Implementing this change

If you want the period to come first every time a program orders letters using LC_COLLATE, you can modify iso14651_t1_common as described above and rebuild your locations file. But if you want to make this change only to ls and without root access, you can copy the original locale files to another directory before modifying them.

What I did

My default locale is en_US, so I copied en_US, iso14651_t1, and iso14651_t1_common to $HOME/path/to/new/locales.
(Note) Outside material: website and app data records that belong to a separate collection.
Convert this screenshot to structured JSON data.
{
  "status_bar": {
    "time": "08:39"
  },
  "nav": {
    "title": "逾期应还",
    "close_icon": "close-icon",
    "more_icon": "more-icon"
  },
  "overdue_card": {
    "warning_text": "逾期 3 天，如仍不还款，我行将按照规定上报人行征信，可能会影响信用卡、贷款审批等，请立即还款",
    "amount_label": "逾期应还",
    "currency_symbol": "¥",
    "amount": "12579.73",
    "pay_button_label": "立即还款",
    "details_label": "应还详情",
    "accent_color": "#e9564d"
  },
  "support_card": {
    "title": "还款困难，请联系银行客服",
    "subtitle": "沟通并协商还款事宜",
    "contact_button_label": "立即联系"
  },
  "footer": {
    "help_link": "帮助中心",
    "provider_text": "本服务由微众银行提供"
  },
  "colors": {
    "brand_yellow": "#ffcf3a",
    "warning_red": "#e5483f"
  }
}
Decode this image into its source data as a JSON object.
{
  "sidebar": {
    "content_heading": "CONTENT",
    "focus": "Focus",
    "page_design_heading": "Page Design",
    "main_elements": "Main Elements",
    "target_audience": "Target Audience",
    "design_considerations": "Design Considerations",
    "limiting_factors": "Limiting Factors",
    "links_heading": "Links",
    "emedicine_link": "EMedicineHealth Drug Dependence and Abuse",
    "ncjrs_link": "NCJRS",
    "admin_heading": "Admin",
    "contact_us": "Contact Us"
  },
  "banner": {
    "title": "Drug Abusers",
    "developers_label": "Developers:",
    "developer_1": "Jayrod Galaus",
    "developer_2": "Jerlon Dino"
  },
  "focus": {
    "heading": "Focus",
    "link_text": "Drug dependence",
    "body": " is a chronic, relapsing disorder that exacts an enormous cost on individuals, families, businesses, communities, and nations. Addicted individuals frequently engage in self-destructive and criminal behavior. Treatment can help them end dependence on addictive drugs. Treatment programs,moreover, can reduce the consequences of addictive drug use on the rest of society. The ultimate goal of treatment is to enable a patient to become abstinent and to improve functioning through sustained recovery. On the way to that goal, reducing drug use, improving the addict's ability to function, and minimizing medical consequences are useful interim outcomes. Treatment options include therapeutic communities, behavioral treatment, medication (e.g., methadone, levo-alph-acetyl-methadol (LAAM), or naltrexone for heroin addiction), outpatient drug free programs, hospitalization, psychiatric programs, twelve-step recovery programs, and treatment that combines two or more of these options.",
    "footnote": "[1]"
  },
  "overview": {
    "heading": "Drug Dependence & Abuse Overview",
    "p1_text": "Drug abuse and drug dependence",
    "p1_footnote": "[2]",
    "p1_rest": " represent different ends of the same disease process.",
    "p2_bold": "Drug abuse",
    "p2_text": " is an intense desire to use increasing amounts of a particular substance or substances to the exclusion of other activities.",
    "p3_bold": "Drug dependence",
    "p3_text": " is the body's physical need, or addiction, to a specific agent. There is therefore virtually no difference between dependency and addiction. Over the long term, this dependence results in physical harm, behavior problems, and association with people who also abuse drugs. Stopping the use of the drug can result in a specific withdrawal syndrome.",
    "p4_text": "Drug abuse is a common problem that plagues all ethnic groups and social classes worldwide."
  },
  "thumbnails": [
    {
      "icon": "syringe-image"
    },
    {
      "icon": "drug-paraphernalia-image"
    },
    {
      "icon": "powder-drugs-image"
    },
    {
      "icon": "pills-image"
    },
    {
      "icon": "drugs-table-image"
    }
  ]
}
There I made the abovementioned change to iso14651_t1_common and renamed en_US to en_DOTFILE. Next I compiled the en_DOTFILE locale with

localedef -i en_DOTFILE -f UTF-8 -vc $HOME/path/to/new/locales/en_DOTFILE.UTF-8

To replace the default ls ordering, make a BASH script called ls:

LOCPATH=$HOME/path/to/new/locales LANG=en_DOTFILE.UTF-8 ls "$@"

save it somewhere that appears before /usr/bin on your path, and make it executable with chmod +x ls.

You can use the shell's sort order instead (which may not involve the locale's collation order; bash, AT&T ksh, yash, tcsh and zsh give the expected results, mksh and dash don't. fish seems to give a case insensitive order but gives different results when there are non-ASCII characters):

ls -dUl -- .* *

This gives ls an explicit list of files (and directories) to list, and deactivates ls's sorting (-U, which is a GNU extension).

There are a few caveats, depending on the shell you're using.

  • With zsh, the default nomatch option will cause the command to fail if the directory doesn't contain both hidden and non-hidden files; you could disable nomatch to avoid that, but better would be to do set -o cshnullglob instead (and the command to fail only if none of the globs match like in (t)csh or early Unix shells).
  • With zsh, pdksh and its derivative and fish, .*'s expansion doesn't include . and .., so this matches ls -Al. With other shells . and .. are included so it matches ls -al. In the latter case you'd need to change the globbing patterns to exclude . and .. (ls -dUl -- ..?* .[!.]* *).
  • Except in fish, (t)csh or zsh, if any of the globbing patterns don't match anything, ls will produce an error message; you can avoid this either by setting the nullglob option (in bash or zsh at least), or by redirecting stderr to /dev/null (ls -dUl -- ..?* .[!.]* * 2>/dev/null). If you use nullglob, watch out for the potentially-surprising behaviour that causes (see Shell eating `?` characters). fish behaves like bash with nomatch except that when interactive, a warning message will be issued for each glob that has no match.

(With thanks to Stéphane Chazelas for all the feedback!)

You might simply use two separate ls commands:

$ ls -dl ..?* .[^.]* 2>/dev/null ; ls -dl *
-rw-r--r--. 1 sparhawk sparhawk 0  8 Jun  09:29 .a
-rw-r--r--. 1 sparhawk sparhawk 0  8 Jun  09:29 .b
-rw-r--r--. 1 sparhawk sparhawk 0  8 Jun  09:29 a
-rw-r--r--. 1 sparhawk sparhawk 0  8 Jun  09:29 A
-rw-r--r--. 1 sparhawk sparhawk 0  8 Jun  09:29 b
-rw-r--r--. 1 sparhawk sparhawk 0  8 Jun  09:29 B
-rw-r--r--. 1 sparhawk sparhawk 0  8 Jun  09:29 你好嗎

Unlike the other answers so far, this approach displays the dot files first avoiding the . and .. entries, then the remaining entries in ls alphabetical order.

@StephenKitt answer's might be improved though to achieve the same result:

$ ls -dUl ..?* .[^.]* * 2>/dev/null